Reproduce every entry word for word. Drop all pictures from the copy.
(Beginning of Exercise data)
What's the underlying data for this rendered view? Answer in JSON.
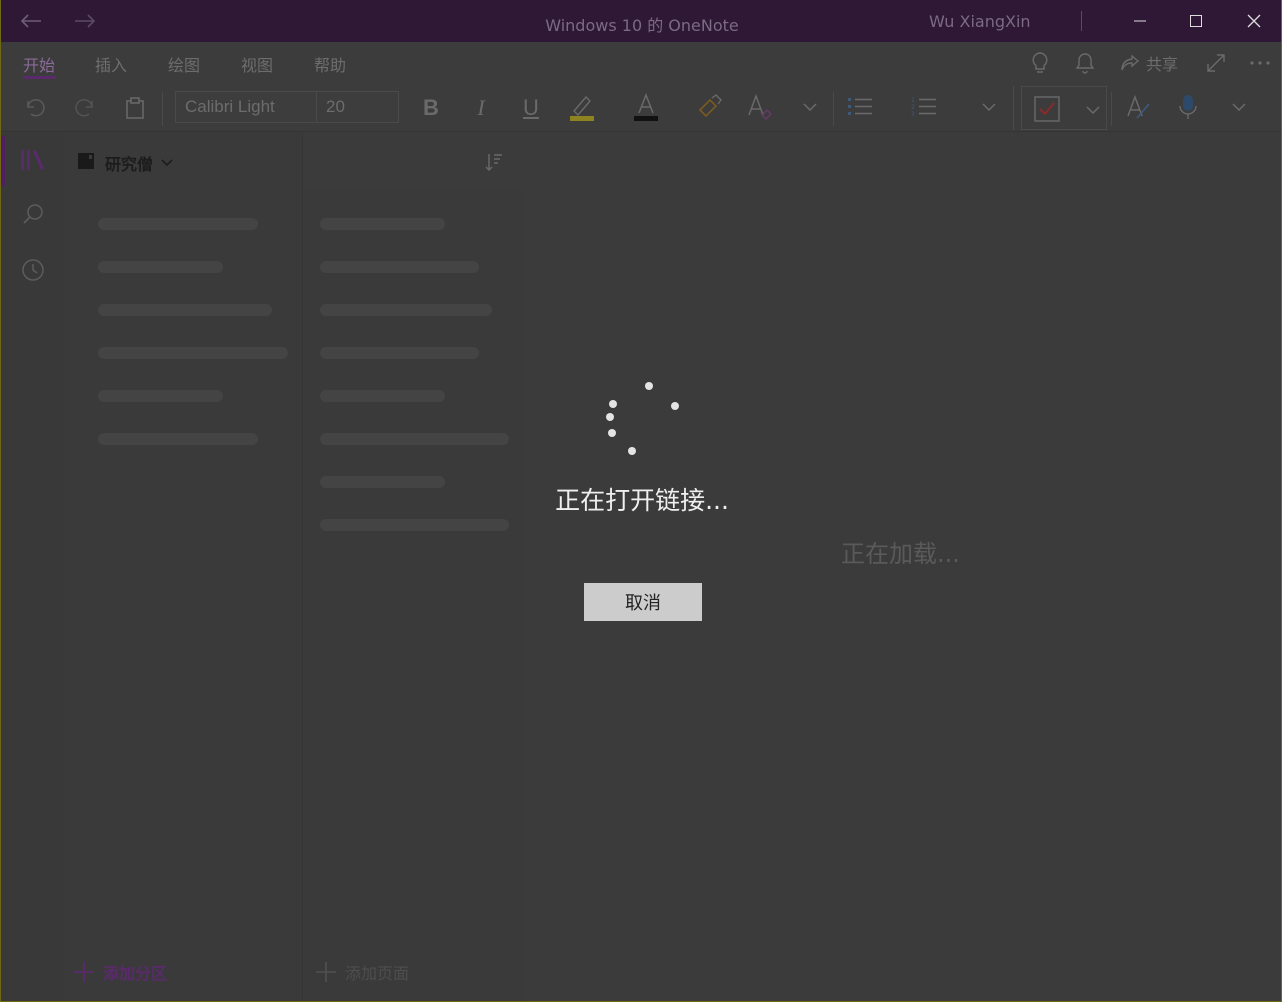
{
  "window": {
    "title": "Windows 10 的 OneNote",
    "user": "Wu XiangXin"
  },
  "ribbon": {
    "tabs": [
      "开始",
      "插入",
      "绘图",
      "视图",
      "帮助"
    ],
    "active_tab": "开始",
    "share_label": "共享",
    "font_name": "Calibri Light",
    "font_size": "20"
  },
  "notebook": {
    "name": "研究僧",
    "add_section_label": "添加分区",
    "add_page_label": "添加页面"
  },
  "canvas": {
    "loading_text": "正在加载..."
  },
  "dialog": {
    "message": "正在打开链接...",
    "cancel_label": "取消"
  },
  "colors": {
    "titlebar": "#2f1836",
    "accent": "#5a2a6d",
    "highlighter": "#b5a21e",
    "check_red": "#a33"
  }
}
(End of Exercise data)
▶ Completed task:
What's the underlying data for this rendered view? Answer in JSON.
{
  "window": {
    "title": "Windows 10 的 OneNote",
    "user": "Wu XiangXin"
  },
  "ribbon": {
    "tabs": [
      "开始",
      "插入",
      "绘图",
      "视图",
      "帮助"
    ],
    "active_tab": "开始",
    "share_label": "共享",
    "font_name": "Calibri Light",
    "font_size": "20"
  },
  "notebook": {
    "name": "研究僧",
    "add_section_label": "添加分区",
    "add_page_label": "添加页面"
  },
  "canvas": {
    "loading_text": "正在加载..."
  },
  "dialog": {
    "message": "正在打开链接...",
    "cancel_label": "取消"
  },
  "colors": {
    "titlebar": "#2f1836",
    "accent": "#5a2a6d",
    "highlighter": "#b5a21e",
    "check_red": "#a33"
  }
}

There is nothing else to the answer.